Exercise goal: Show, from the records below, all lines that contain the word "JSON".

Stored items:
________

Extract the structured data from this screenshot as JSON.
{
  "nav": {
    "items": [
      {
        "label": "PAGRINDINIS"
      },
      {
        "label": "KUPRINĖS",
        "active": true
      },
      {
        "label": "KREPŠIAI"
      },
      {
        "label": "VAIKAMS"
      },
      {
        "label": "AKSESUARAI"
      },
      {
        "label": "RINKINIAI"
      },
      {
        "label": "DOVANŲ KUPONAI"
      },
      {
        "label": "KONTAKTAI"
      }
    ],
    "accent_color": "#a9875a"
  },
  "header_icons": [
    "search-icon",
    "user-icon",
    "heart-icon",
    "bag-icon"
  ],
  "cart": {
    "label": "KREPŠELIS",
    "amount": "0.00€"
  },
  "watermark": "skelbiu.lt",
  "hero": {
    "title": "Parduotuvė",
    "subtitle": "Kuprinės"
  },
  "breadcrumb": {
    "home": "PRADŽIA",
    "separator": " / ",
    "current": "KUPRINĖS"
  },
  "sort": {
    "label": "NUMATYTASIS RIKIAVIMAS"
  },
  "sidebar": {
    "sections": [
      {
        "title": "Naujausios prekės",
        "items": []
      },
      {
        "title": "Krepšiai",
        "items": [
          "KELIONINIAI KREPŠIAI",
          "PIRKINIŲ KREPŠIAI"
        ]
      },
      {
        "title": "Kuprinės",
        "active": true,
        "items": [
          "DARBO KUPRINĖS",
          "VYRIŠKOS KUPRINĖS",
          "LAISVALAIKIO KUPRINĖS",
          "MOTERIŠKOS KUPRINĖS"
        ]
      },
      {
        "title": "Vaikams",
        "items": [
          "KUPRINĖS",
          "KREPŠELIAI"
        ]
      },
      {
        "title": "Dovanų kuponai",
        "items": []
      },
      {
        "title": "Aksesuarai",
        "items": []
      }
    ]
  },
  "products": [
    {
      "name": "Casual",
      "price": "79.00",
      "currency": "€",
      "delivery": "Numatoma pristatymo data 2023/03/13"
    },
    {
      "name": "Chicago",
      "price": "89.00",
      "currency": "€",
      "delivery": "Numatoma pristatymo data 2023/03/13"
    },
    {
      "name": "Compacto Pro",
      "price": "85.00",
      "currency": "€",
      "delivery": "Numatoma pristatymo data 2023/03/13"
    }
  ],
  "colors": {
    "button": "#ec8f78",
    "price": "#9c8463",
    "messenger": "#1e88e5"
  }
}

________

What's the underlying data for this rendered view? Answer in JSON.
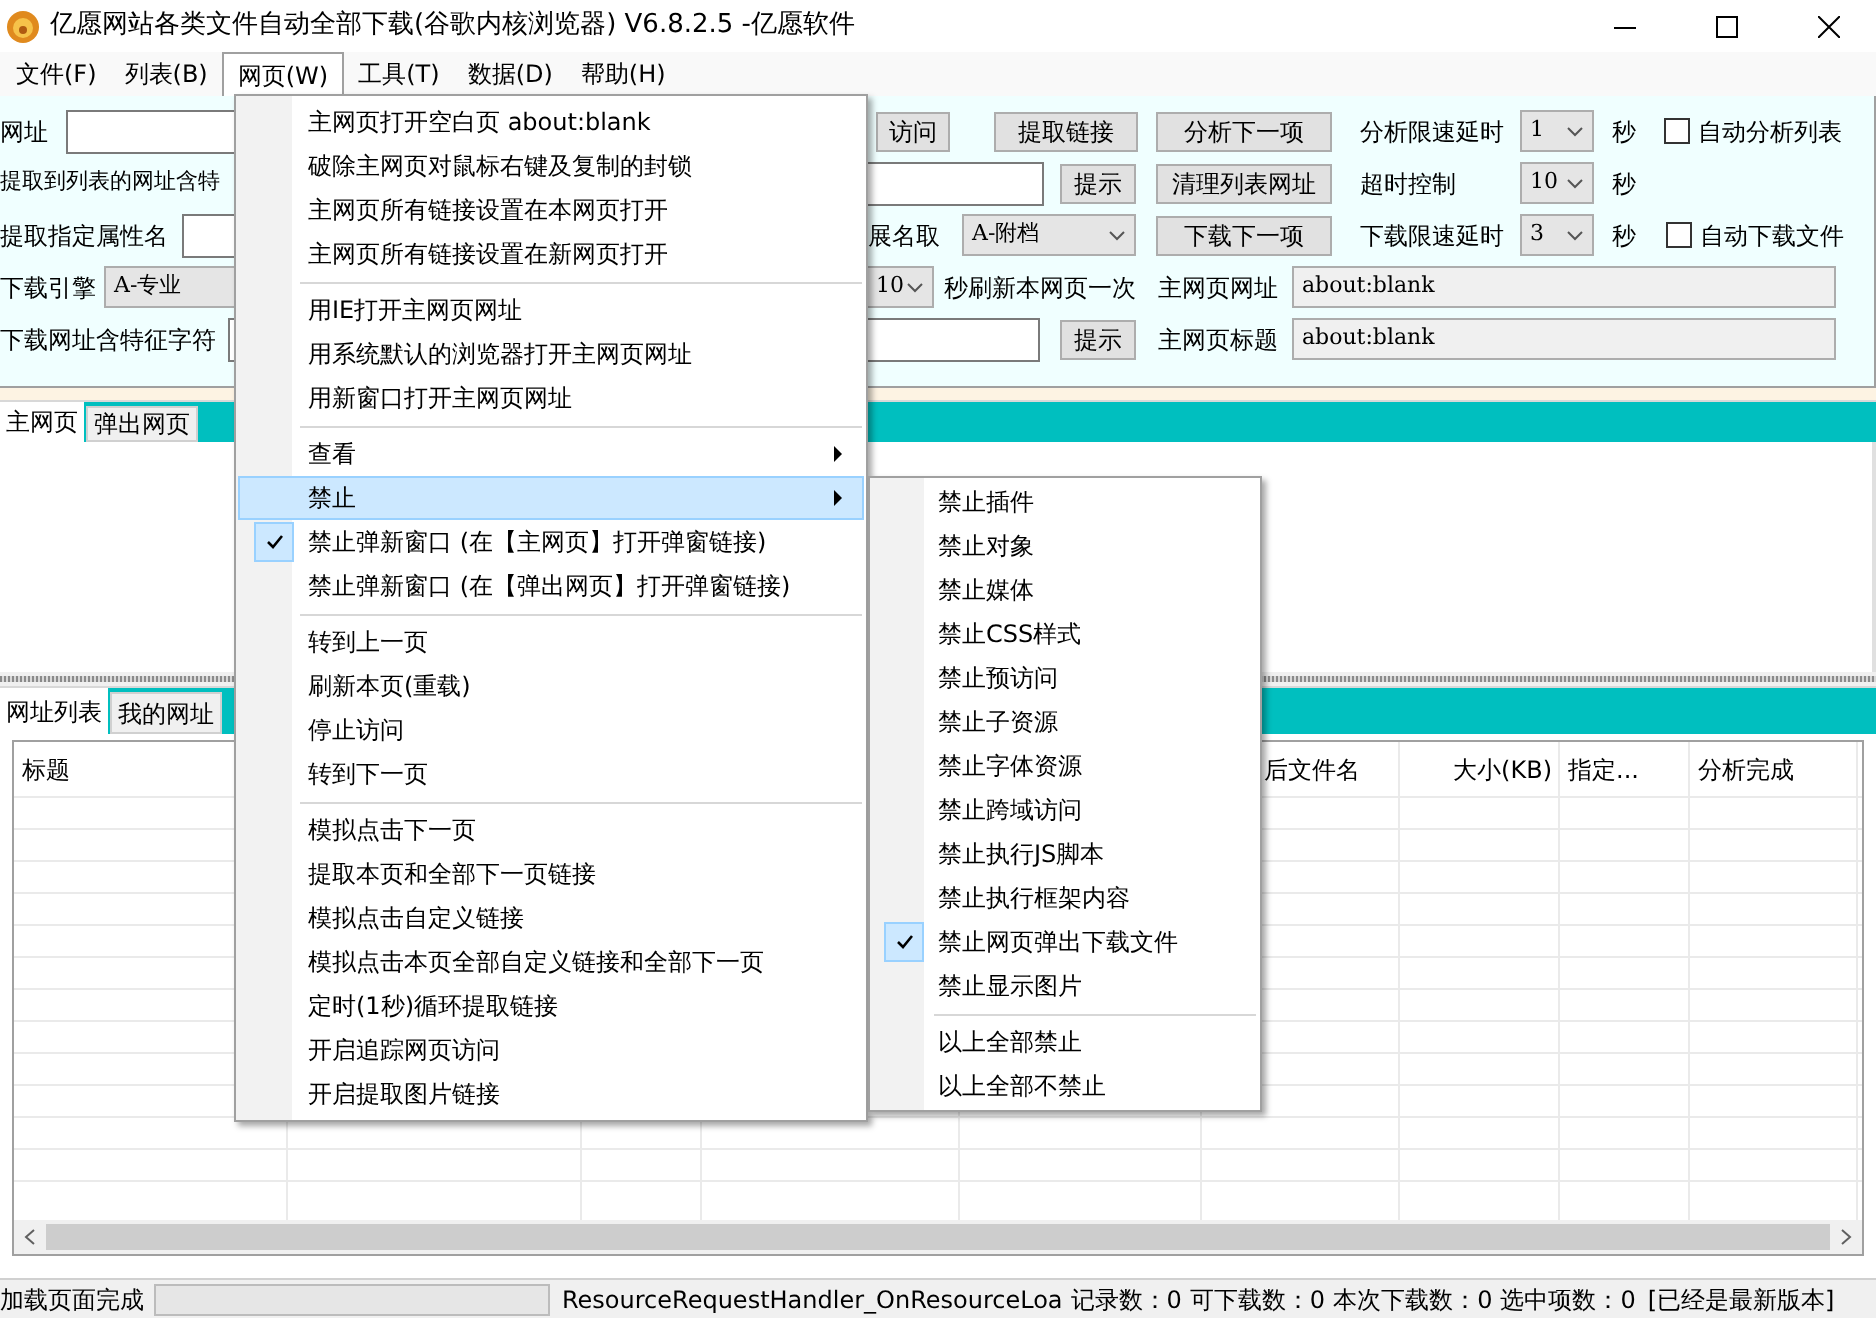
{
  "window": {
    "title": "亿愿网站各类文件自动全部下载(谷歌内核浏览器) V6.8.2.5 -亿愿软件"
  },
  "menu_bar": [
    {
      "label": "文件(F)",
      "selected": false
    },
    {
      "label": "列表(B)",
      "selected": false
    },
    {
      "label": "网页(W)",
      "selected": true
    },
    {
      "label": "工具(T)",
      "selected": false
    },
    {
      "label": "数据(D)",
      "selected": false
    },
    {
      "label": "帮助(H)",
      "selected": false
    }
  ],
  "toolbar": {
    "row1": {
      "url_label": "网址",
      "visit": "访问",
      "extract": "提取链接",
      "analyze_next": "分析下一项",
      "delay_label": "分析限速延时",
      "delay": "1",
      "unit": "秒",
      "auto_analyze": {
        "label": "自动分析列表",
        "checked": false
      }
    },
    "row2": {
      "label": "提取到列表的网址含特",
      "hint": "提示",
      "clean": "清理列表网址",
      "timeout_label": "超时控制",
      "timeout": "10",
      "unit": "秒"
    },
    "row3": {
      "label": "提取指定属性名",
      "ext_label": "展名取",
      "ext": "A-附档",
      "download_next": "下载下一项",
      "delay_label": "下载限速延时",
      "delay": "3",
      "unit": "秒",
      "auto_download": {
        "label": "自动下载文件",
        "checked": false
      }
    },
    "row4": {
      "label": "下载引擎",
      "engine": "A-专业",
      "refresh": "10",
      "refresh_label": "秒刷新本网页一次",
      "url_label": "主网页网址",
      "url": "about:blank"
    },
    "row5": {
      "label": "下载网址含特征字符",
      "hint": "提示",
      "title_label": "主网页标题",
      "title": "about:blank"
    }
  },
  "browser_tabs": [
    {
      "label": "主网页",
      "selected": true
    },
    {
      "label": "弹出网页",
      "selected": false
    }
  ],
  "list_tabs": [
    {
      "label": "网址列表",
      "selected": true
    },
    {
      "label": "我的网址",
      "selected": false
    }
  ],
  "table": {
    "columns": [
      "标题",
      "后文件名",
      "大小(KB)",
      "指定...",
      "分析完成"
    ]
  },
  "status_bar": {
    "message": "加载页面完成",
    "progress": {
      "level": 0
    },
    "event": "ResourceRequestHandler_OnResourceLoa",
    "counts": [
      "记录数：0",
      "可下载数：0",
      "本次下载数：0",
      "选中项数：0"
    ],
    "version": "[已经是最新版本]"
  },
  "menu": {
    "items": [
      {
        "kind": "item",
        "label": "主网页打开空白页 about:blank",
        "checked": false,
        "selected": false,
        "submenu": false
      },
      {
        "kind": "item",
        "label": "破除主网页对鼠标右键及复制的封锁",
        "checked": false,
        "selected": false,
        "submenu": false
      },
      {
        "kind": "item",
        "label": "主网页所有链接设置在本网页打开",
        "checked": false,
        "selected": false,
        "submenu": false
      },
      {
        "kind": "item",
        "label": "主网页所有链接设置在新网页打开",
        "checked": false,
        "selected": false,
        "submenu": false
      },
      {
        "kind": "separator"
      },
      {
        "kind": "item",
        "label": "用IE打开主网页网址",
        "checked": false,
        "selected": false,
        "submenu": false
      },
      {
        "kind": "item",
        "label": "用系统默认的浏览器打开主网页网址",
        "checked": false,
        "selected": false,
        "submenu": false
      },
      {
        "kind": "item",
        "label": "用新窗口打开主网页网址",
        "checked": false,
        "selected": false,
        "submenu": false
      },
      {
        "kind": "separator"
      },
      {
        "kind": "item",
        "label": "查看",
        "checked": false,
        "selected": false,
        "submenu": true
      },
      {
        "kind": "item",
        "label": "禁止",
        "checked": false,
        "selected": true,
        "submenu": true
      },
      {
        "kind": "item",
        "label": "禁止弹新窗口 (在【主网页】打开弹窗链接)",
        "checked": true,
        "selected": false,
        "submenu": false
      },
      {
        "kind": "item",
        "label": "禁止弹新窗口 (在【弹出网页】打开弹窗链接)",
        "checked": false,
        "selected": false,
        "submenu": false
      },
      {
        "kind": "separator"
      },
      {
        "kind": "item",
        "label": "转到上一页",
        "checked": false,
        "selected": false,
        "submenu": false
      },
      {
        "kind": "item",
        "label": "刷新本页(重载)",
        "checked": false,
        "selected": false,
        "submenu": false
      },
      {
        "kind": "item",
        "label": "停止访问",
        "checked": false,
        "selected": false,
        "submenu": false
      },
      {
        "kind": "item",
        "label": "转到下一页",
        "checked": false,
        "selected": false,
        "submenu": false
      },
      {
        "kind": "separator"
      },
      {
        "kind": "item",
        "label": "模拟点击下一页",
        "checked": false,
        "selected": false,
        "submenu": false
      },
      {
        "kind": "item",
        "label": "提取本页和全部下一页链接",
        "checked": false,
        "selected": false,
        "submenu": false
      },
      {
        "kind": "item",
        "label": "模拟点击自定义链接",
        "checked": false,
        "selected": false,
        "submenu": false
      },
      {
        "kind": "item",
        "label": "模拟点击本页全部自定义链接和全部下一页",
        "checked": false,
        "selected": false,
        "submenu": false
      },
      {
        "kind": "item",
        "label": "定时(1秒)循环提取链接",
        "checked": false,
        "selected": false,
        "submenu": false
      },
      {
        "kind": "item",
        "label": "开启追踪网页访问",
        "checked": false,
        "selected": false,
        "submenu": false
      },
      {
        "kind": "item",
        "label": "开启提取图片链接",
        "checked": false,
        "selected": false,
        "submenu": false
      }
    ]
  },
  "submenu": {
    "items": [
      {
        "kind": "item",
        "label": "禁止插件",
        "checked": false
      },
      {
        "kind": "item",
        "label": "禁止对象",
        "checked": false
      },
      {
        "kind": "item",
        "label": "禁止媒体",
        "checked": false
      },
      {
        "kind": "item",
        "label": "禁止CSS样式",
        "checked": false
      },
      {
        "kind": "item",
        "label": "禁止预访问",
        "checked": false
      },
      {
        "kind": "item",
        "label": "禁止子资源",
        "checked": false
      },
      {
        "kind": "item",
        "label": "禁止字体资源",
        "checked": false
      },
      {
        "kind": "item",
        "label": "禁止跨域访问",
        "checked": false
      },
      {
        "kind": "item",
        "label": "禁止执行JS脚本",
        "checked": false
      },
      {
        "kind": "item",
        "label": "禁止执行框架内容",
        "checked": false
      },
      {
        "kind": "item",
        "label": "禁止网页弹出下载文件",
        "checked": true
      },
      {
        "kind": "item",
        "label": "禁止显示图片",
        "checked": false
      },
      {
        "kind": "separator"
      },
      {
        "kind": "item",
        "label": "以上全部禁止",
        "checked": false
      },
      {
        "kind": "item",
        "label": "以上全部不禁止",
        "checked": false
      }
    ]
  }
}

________

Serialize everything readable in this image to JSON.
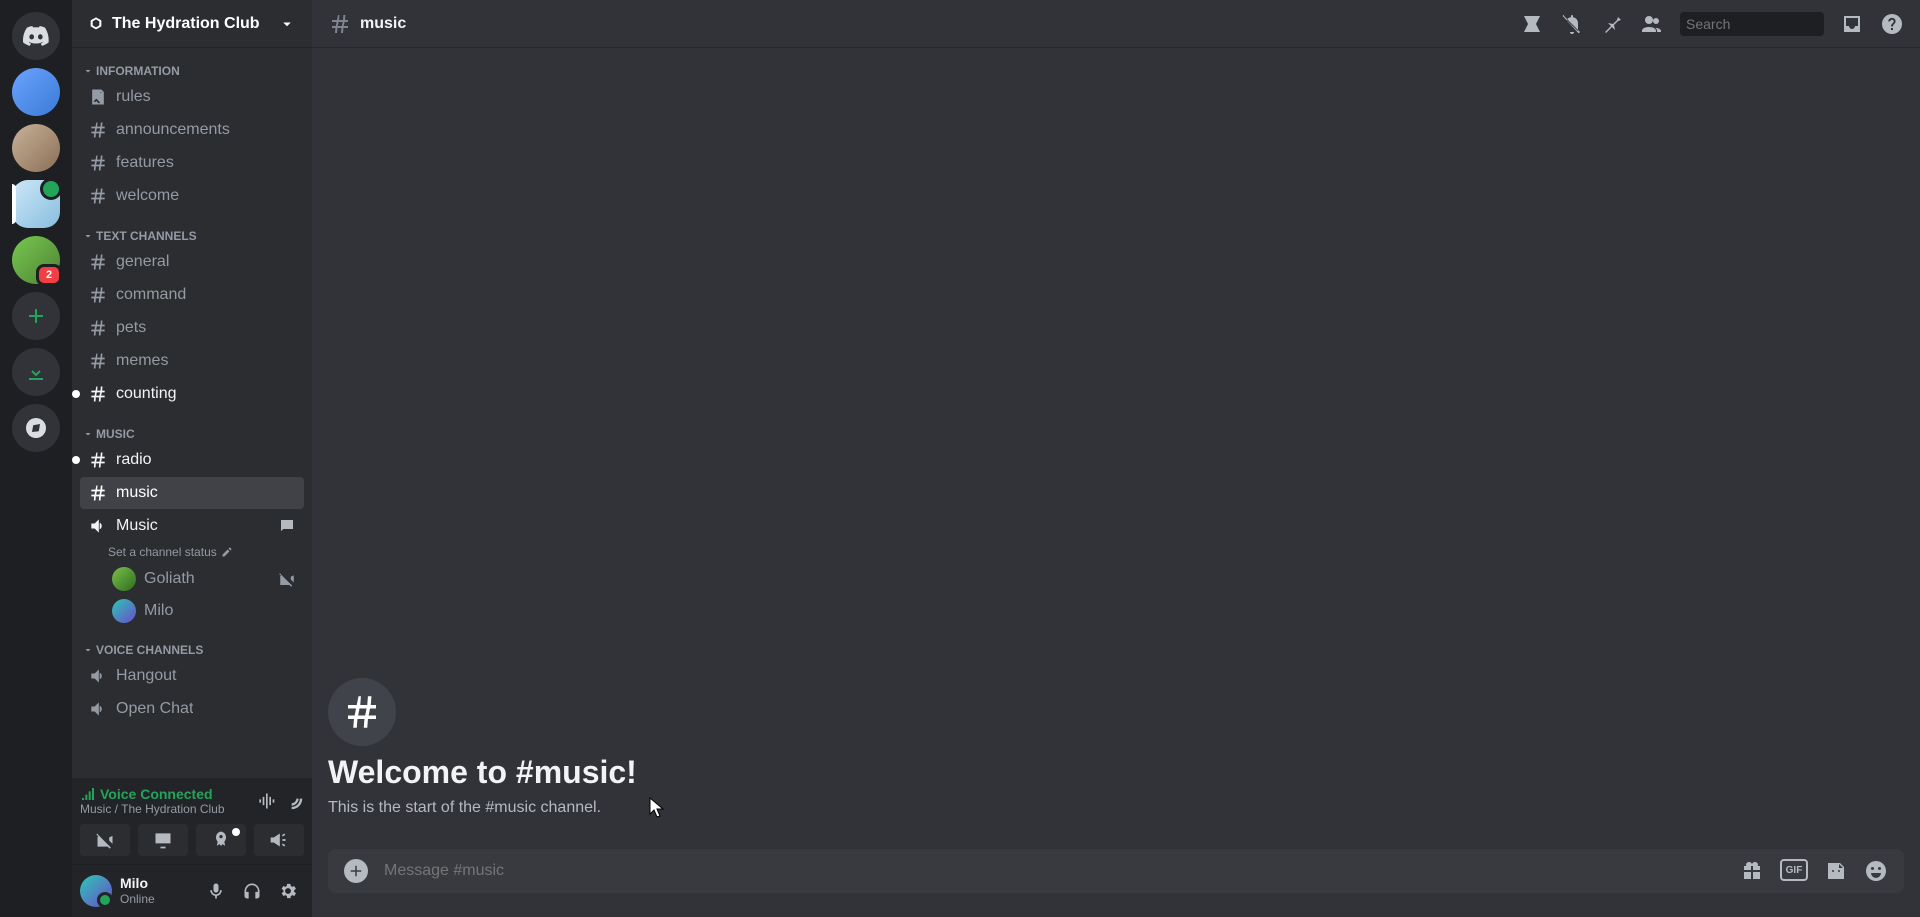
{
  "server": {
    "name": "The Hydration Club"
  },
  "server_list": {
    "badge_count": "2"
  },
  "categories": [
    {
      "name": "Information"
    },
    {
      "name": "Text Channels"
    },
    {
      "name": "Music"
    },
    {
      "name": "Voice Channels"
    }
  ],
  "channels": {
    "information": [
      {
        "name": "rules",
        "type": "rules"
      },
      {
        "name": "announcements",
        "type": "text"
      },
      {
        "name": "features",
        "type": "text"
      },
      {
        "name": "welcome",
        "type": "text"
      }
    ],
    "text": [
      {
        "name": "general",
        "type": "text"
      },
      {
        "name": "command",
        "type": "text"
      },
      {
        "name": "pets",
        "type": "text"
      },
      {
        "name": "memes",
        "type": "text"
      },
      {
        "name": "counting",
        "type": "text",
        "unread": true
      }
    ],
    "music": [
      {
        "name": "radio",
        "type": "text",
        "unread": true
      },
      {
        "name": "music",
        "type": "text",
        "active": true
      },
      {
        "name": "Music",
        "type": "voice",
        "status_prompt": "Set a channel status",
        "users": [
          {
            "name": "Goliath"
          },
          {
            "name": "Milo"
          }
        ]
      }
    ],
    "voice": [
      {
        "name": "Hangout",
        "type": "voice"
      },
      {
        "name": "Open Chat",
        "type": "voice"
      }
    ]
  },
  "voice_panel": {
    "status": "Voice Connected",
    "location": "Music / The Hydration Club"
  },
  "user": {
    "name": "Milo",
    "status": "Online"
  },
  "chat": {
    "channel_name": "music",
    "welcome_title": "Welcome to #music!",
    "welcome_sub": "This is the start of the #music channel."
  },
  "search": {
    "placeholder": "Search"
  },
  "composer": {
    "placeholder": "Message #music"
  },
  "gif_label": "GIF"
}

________

Solution for this task:
Extract the structured data from this screenshot as JSON.
What's the underlying data for this rendered view? Answer in JSON.
Serialize everything readable in this image to JSON.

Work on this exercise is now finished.